Find more information about

at the Center for Jewish History:

NOTE: you will be redirected
to the Web site for the

Lavi, Theodor

(1905–1983), educator, journalist, Zionist leader, and historian. Theodor Lavi (originally Theodor Loewenstein) was born in Turnu-Severin, Romania, and attended schools in his native town. He studied educational psychology at the University of Bucharest, and in 1935 defended his Ph.D. with a thesis influenced by Sigmund Freud’s theories. Lavi then served as the principal of the Israelite-Romanian school of Ploieşti.

As a student, Lavi had been an editor of the Zionist newspaper Ştiri din lumea evreiască (News from the Jewish World). In 1920 he joined the Zionist youth organization Ha-Talmid, and in 1923 was active in Hasmonea, the association of Zionist students. That same year, he directed the Romanian publication carrying the name of the latter organization. He visited Palestine in 1924.

Lavi also published essays in other Romanian Zionist publications, among them Ştiri literare (Literary News), Adam, Palestina, and Ecoul evreiesc (The Jewish Echo). In 1934, he published Istoria sionismului (The History of Zionism), the first work of its kind in Romanian. In 1939, with Naum Kitzler, he edited the volume Israel în lume: Contribuția evreilor în toate domeniile de activitate (Israel Worldwide: The Jews’ Contribution in All Fields).
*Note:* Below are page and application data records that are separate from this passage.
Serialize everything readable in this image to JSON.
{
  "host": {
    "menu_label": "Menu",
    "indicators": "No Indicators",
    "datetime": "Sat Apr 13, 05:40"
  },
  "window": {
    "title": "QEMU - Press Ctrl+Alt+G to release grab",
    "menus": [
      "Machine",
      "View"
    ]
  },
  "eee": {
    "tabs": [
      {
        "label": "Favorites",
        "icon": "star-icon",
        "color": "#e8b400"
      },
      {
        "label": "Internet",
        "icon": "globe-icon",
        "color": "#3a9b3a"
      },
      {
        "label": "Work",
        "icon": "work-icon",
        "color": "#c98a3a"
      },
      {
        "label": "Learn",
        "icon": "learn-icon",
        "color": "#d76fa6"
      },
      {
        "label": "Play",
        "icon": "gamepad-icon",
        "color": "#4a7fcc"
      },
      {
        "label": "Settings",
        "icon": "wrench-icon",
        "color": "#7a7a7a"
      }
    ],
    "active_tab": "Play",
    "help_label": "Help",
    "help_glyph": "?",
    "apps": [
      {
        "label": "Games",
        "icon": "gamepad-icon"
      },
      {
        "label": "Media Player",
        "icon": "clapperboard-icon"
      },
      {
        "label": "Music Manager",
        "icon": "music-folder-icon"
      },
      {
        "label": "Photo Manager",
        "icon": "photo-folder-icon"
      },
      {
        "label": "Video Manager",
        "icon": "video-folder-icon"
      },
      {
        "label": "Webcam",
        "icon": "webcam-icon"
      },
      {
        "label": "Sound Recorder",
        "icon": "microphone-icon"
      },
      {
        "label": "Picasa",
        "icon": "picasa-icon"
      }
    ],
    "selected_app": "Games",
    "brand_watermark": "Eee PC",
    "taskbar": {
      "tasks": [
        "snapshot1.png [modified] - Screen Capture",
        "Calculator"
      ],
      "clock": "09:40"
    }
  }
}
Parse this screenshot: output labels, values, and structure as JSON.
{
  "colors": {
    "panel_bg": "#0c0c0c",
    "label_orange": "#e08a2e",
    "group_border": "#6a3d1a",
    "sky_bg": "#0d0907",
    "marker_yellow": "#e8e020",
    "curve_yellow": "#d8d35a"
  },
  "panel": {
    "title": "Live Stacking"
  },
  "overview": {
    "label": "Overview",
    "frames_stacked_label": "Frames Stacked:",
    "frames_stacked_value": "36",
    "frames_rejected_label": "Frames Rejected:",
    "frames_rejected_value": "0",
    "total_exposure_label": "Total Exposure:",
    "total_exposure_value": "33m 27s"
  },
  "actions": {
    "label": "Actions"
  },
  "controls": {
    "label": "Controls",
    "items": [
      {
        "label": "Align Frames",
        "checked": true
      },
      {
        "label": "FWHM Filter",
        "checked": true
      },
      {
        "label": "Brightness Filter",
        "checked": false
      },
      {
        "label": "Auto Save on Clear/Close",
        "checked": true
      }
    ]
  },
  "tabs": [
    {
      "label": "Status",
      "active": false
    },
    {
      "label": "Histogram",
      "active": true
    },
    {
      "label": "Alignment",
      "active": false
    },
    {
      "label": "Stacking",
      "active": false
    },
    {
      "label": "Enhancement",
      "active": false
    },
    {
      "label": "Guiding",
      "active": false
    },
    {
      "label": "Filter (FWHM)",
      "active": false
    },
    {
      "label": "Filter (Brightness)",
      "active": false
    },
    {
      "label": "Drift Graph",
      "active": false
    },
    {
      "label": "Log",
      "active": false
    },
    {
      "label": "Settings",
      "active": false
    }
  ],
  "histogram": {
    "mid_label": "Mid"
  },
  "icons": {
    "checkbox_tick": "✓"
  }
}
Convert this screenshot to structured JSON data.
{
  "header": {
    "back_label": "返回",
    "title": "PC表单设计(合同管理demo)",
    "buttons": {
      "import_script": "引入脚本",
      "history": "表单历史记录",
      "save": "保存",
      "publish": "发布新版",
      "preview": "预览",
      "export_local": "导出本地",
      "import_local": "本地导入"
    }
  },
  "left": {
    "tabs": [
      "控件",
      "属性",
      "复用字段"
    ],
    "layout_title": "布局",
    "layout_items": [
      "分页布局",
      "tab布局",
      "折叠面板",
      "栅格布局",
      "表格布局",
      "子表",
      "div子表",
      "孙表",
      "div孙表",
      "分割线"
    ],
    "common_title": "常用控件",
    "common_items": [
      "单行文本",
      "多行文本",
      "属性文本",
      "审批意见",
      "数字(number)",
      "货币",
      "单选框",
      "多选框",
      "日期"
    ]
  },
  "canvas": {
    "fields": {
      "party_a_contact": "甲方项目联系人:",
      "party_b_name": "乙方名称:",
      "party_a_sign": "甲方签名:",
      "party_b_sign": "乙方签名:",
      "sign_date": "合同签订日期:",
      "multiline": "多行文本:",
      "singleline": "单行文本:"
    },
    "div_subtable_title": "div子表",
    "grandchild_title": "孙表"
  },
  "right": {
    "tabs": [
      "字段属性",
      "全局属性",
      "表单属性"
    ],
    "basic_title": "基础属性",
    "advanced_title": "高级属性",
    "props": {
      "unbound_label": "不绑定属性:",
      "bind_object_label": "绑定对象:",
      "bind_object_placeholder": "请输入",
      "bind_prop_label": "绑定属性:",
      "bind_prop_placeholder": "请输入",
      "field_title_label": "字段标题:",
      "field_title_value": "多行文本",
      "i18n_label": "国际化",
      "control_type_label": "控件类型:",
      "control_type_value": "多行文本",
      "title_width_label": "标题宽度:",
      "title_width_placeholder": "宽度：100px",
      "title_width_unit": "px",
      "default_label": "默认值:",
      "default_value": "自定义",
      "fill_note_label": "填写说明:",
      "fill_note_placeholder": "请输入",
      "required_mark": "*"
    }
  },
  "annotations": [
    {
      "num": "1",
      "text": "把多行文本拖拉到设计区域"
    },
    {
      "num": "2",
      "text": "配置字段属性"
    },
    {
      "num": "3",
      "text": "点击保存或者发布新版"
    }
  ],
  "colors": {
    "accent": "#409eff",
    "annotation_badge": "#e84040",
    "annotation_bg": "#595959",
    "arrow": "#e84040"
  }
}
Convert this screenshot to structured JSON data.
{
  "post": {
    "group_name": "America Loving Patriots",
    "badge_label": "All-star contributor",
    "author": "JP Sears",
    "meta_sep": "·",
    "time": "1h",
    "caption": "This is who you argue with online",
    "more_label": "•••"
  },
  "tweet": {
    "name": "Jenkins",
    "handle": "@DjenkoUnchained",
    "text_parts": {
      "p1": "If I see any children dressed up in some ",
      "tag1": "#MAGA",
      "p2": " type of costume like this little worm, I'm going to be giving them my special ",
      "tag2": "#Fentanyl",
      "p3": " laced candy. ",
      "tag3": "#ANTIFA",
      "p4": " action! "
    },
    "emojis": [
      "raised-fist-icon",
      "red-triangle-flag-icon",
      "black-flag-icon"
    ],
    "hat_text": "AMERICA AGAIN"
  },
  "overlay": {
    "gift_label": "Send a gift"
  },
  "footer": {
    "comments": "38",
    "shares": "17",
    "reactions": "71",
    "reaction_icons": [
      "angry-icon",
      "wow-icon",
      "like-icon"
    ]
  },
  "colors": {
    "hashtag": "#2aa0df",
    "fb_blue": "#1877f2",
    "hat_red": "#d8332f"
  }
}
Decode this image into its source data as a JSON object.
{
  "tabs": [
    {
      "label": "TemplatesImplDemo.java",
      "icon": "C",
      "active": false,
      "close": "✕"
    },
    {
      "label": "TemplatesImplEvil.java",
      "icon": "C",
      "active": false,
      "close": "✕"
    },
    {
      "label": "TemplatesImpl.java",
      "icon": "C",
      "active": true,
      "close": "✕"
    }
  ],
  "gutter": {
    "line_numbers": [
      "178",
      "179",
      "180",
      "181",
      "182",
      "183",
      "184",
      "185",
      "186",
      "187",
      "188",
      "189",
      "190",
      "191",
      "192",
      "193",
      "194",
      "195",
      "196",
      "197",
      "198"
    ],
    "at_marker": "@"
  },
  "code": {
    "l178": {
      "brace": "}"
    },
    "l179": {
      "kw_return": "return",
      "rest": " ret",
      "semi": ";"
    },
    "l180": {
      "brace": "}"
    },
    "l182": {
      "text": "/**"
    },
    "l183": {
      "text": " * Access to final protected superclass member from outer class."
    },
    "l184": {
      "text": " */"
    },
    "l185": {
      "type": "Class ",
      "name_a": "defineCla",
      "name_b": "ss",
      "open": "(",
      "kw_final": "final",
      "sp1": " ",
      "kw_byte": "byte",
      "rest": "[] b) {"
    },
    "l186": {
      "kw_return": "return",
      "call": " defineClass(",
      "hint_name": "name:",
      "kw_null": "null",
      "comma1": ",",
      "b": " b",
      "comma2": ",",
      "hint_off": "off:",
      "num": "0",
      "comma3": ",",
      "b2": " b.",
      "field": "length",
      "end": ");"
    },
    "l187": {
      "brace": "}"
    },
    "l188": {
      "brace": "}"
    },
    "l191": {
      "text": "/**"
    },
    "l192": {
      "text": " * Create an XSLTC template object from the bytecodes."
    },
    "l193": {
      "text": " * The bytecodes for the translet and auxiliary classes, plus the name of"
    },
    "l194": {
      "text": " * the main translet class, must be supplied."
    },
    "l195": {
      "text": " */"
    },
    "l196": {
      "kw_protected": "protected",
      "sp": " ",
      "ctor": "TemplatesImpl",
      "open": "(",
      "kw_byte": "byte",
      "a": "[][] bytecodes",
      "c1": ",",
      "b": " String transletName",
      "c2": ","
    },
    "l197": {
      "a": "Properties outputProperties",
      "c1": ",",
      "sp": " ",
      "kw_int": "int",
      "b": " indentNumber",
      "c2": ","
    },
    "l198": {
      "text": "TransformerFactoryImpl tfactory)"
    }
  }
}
Active in the field of education, Lavi published Şcoala evreiască din perspectiva pedagogică (The Jewish School from a Pedagogical Perspective; 1940); in this work he underscored the importance of Jewish education to the success of Zionism. In 1941, he was elected to the executive board representing Palestina Muncitoare (Workers’ Palestine) and was head of the culture and education department; in this position he organized courses for potential Jewish emigrants to help them integrate in Palestine.

In April 1942, the Zionist Executive Board appointed him to be head of the Department for Schools, Culture, and Physical Education within the “Jewish Center” established by Romanian authorities; in this role he struggled to establish Jewish schools for all age groups. In August 1942 he resigned under pressure from the German Embassy and became a teacher at the College for Jewish Students in Bucharest.

When Romania joined the Allies in World War II (23 August 1944), the Zionist Organization (which had been outlawed in 1942) was reestablished, and Lavi, representing the socialist Zionist movement Iḥud, again was head of the culture and education department within the Zionist Executive Board; he also founded the organization’s publishing house, Bicurim. In 1946, he participated in the Twenty-Second Zionist Congress in Basel.

Between 1944 and 1948, Lavi taught at a Jewish high school in Bucharest. When Jewish schools were forced to close in 1948, he was hired as the librarian of the Israeli embassy. However, Zionist activities were banned in 1949, and he was arrested with other Zionist leaders in 1950. Though he was sentenced to 15 years of prison in 1954, he was released a year later as a result of foreign pressure.

In 1957, Lavi immigrated to Israel, where he lived in Jerusalem and worked as a researcher at the Yad Vashem Institute. He published Yahadut Romanyah be-ma’avak hatsalatah (Romanian Jewry in Its Struggle for Survival; 1965) and edited the two volumes on Romania for the Pinkas ha-kehilot (Encyclopedia of Jewish Communities; 1969 and 1980). In 1972–1977, he directed the bilingual review Toladot, issued in Hebrew and Romanian and dedicated to the study of the history of Romanian Jews. In 1973, he founded the Center for Research on Romanian Jewry at the Hebrew University in Jerusalem. Finally, in 1979 he published his memoir, Nu a fost pisica neagră (It Wasn’t the Black Cat).

Suggested Reading

Ezra Fleischer, “Dr. Theodor Lavi z.l.,” in Yedi‘on ha-igud ha-‘olami le-mada‘e ha-yahadut 23 (1984): 53–54; Theodor Lavi, Nu a fost pisica neagră: Amintirile unui Asir Țion din România (Tel Aviv, 1979); “Leksikon Asire-Tsiyon,” in Yahadut Romanyah bi-tekumat Yisra’el, vol. 2, Asire Tsiyon, ed. Palti’el Segal and Shmayah Avni, p. 212 (Tel Aviv, 1993).



Translated from Romanian by Anca Mircea